There has been a substantial increase the number of complex metabolic studies performed in humans by DRC investigators both in the Magnetic Resonance Research Center (MRRC) and within the hospital at a variety of sites (e.g. the intensive care units). To facilitate this research the DRC will leverage funds from the CTSA and the JDRF Center for the Study of Hypoglycemia to create a YCCI/DRC Clinical Translation Core for diabetes research composed of trained nurses, research assistants, and blood-processing technologists. The unit will service a variety of projects conducted throughout the Hospital and Medical School.
Another the way the DRC will leverage the newly established YCCI will be through the availability of its Office of Research Services (ORS), headed by Drs. Tamborlane and Gulanski (both DERC members). ORS will offer DRC members and their trainees help for protocol development, IRB submissions, patient recruitment and scheduling, preparation of case report forms, data management and analysis, and cost-effective utilization of nurse coordinators, freeing investigators of many of the burdens of conducting clinical research. It is anticipated that this new CTSA-funded infrastructure created will greatly enhance the DRC's ability translate clinical research into practice. The DRC will partner with the YCCI to hire a recruiter for studies that are specifically diabetes related.
Clustering of YCCI Research Cores to Enhance DRC-Related Education

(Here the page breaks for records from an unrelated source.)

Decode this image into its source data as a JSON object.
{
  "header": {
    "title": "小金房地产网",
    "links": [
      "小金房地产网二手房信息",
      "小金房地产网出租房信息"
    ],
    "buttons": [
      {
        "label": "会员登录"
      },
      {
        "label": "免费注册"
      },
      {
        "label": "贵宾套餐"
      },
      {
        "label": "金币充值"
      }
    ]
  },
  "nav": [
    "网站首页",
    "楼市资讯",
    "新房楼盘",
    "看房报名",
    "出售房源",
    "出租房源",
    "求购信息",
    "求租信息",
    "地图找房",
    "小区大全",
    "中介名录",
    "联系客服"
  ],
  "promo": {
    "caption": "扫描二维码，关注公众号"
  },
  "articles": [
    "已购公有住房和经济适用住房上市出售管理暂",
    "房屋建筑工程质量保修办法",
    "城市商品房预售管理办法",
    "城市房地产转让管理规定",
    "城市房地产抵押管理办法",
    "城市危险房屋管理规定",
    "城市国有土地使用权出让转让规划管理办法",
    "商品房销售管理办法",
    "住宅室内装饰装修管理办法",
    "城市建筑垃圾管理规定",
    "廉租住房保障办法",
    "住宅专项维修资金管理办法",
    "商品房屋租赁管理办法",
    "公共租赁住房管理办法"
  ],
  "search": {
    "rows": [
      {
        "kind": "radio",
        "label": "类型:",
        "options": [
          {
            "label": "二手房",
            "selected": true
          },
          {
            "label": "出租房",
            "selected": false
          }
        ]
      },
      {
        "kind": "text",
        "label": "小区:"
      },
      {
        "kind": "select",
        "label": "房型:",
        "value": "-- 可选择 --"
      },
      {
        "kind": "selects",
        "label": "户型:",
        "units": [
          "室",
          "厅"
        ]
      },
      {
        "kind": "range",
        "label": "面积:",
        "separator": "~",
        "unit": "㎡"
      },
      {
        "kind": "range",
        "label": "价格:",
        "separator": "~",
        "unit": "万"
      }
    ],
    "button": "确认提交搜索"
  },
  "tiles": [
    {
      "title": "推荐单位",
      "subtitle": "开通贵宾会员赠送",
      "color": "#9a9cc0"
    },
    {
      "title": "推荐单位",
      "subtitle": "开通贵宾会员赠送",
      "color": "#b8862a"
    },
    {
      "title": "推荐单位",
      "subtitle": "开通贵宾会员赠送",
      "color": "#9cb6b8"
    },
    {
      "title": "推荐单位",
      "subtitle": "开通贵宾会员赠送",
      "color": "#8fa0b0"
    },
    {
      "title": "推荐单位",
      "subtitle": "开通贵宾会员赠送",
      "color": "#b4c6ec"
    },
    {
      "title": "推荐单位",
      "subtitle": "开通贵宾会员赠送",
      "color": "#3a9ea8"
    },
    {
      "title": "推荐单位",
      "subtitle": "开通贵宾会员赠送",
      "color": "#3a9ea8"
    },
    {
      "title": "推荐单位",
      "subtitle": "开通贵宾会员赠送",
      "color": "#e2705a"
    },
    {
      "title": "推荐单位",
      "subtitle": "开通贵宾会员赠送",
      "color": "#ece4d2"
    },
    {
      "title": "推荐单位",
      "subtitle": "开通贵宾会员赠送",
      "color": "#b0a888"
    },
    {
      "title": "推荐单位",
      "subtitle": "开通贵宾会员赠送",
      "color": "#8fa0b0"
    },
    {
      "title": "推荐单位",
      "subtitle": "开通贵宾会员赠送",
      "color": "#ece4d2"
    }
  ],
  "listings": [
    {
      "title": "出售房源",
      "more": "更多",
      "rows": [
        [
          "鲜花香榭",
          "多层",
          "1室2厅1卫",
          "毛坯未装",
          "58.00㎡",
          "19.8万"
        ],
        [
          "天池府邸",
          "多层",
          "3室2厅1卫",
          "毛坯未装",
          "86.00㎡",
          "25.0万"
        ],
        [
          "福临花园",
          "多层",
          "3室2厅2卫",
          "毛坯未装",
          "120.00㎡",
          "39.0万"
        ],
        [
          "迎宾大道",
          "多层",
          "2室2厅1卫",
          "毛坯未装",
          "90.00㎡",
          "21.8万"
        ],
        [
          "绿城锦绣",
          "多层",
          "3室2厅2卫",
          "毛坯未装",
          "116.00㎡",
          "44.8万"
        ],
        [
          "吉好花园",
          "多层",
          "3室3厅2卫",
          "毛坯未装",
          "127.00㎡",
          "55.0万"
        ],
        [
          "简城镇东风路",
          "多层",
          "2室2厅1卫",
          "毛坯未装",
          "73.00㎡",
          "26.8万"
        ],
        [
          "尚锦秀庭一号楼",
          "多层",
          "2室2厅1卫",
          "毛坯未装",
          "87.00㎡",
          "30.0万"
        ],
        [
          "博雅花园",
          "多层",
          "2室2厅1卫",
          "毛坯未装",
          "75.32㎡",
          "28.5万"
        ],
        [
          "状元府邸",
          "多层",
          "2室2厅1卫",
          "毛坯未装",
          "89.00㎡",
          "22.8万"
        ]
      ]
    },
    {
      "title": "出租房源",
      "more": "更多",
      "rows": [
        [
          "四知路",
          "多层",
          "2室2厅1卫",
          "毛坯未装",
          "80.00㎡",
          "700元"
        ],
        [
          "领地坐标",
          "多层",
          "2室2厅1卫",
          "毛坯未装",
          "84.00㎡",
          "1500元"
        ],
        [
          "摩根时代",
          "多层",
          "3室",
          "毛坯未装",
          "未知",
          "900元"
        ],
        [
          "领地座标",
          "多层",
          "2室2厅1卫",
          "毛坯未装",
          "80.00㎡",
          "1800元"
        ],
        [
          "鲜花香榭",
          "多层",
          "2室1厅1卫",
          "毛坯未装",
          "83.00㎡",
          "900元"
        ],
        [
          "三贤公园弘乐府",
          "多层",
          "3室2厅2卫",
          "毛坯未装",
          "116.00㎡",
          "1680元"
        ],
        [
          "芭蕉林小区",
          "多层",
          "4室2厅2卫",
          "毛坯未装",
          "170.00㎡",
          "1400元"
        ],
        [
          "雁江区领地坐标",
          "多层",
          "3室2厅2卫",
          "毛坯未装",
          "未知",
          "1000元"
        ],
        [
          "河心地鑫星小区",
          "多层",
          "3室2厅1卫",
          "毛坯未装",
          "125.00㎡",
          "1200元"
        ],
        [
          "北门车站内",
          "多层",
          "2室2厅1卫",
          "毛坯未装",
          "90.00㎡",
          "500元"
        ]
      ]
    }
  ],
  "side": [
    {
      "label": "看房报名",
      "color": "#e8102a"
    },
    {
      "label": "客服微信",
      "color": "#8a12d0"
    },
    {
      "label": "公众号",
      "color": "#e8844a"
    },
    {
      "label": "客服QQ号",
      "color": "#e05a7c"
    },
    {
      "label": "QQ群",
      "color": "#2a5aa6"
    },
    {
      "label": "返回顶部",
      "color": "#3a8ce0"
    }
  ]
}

YCCI will help DRC members and trainees make optimal use of Yale's extensive core resources for diabetes research in areas such as: (1) imaging; (2) human specimen analysis; (3) cognition research; (4) drug development; and (5) cell and gene therapy.
Combining Genomics, Biostatistics, Bioinformatics, and Epidemiologic Resources
YCCI will have an integrated infrastructure combining Yale's existing strengths in genomics (Keck Biotechnology Laboratory), bioinformatics (Yale Center for Medical Informatics), and biostatistics and epidemiology (School of Public Health) to assist DRC members who hope to identify and characterize genes associated with pathogenesis and complications of diabetes, determine the profiles of gene expression in tissues, create databases, and study the prevalence and consequences of mutations in diabetes patient cohorts.